Videographers Chris Cassidy (far left) and Phil Rosensteel (far right) with Steven Fischer and Kirstie Simson. New York City.

Videographers Chris Cassidy (far left) and Phil Rosensteel (far right) with Steven Fischer and Kirstie Simson. New York City.

“So often the creative process seems to include working very hard on something that never pans out and is finally abandoned only to discover something better.” That was the quote with which I opened our recorded conversation. It is from Eleanor Coppola. (I’ve been reading with much gusto a galley of her new book Notes on a Life. Her observation, interpretation, and description is a real education and inspiration. And I have always admired Francis Ford Coppola, he is a cinematic artist in the truest sense.)

There were three moments in my hour-and-fifteen conversation with Kirstie that really became intense, and I’m anxious to see the footage.

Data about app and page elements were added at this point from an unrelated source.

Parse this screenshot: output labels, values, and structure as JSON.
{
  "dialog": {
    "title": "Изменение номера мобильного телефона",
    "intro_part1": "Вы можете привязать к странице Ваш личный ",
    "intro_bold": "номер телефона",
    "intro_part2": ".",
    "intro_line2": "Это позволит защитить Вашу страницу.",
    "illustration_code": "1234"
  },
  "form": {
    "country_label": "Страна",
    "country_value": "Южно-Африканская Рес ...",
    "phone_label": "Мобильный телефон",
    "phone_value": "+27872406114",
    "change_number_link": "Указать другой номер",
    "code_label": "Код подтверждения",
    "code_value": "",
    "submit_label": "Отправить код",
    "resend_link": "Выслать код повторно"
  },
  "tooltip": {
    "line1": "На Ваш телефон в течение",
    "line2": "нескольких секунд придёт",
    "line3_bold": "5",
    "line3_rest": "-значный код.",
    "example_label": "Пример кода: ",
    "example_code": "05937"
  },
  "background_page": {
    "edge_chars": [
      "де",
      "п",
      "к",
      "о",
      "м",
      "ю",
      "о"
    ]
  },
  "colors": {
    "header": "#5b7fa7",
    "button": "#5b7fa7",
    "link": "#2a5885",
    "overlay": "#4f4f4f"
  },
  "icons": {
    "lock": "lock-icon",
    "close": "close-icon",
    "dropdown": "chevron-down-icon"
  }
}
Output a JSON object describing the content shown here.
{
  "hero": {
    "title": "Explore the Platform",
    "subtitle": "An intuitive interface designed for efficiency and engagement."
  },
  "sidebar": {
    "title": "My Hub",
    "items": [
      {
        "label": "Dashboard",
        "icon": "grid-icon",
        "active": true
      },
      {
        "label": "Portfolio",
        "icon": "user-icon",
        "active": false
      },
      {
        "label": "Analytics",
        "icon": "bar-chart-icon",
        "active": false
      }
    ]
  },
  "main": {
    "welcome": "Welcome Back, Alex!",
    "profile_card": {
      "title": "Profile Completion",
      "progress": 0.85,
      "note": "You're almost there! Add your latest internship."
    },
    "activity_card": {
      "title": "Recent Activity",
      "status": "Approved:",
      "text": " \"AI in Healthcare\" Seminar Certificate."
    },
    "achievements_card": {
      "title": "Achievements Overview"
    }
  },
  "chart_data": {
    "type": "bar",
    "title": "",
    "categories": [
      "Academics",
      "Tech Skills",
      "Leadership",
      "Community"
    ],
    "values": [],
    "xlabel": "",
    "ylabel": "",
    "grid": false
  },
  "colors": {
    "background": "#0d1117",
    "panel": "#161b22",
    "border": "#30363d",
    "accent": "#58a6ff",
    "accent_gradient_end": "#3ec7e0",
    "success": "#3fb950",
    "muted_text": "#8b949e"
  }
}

When we’d finished and packed Chris headed home to be with his wife, Phil, Kirstie and I headed to a diner on W. 57th where Jenni met us for a leisurely lunch with TCM host Robert Osborne. (Sort of. He was two tables over.)

A Kodak Moment

February 8, 2009

Lunch with my friend Melanie Jones, a rep for Kodak NYC and responsible for the introduction to CCS PR and, in turn, William Fraker and John Bailey! It was an unseasonably warm, spring-like day in Galesville, Maryland, a little water town along West River with narrow streets lined with white picket fences and old oak trees.

Along the main street there is an old general’s store, weather worn and decorated with nostalgic confectionary ads. As old-time soft drink refrigerator stands on the front porch along with a swing for two. There’s an old time gas pump on the dirt-spread parking area. I wonder if it’s dry?

Such small towns hold for me a sense of peace and ease, though life for a working waterman is anything but easy. Admiring the clapboard buildings, the cape cods, and the Victorian homes with turrets and wrap around porches, I can’t help but think of this as the perfect setting for childhood’s lazy summer days. 

Melanie and I dine at a window table in Pirate’s Cove, such an alluring name that sparks the imagination! Maybe it’s sentimentalized, but the combination of pirates and a 19th century hamlet on the banks of a river surrounded by secluded coves and lus hwoodland evokes a lot of fanciful adventure.

Melanie crunches on salad as I peck away at large flakes of flounder. Her family requires a lot of her attention now and Melanie is having to travel back and forth between New York and Maryland every weekend. Finally, after months of trying to coordinate one another’s schedules, we are able to meet for a meal.

We talk about the state of the industry, the latest Vision stock from Kodak, a screening Melanie’s coordinating, various life experiences, and Old School,  New School.  Not only has Melanie been a huge help in finding me top name on-camera subjects, she has proven a generous resource for my proposals.  She is a blessing and a good friend.

Scouting in New York

February 7, 2009

In New York today scouting locations for the upcoming shoot with Kirstie Simson, a improvisation dancer and a performer the New York Times once called “a force of nature”. Also meeting with another potential on-camera subject for Old School, New School. 

Lunch in Little Italy was delicious as always. Caffe Sorento. Great Chicken Marsala. 

Of all the little Italys in the US, the one bordering Chinatown in New York captivates my imagination the most. The tenements, the narrow streets, the vegetable stands, the wrought iron, the awnings. The people. Hardworking immigrants recreating a little piece from another world. (Alright, so maybe that’s every ethnic neighborhood in New York.) But this place still has the best Chicken Marsala.

 

Mulberry Street, Little Italy NYC circa 1901. (source: Library of Congress)

Mulberry Street, Little Italy NYC circa 1901. (source: Library of Congress)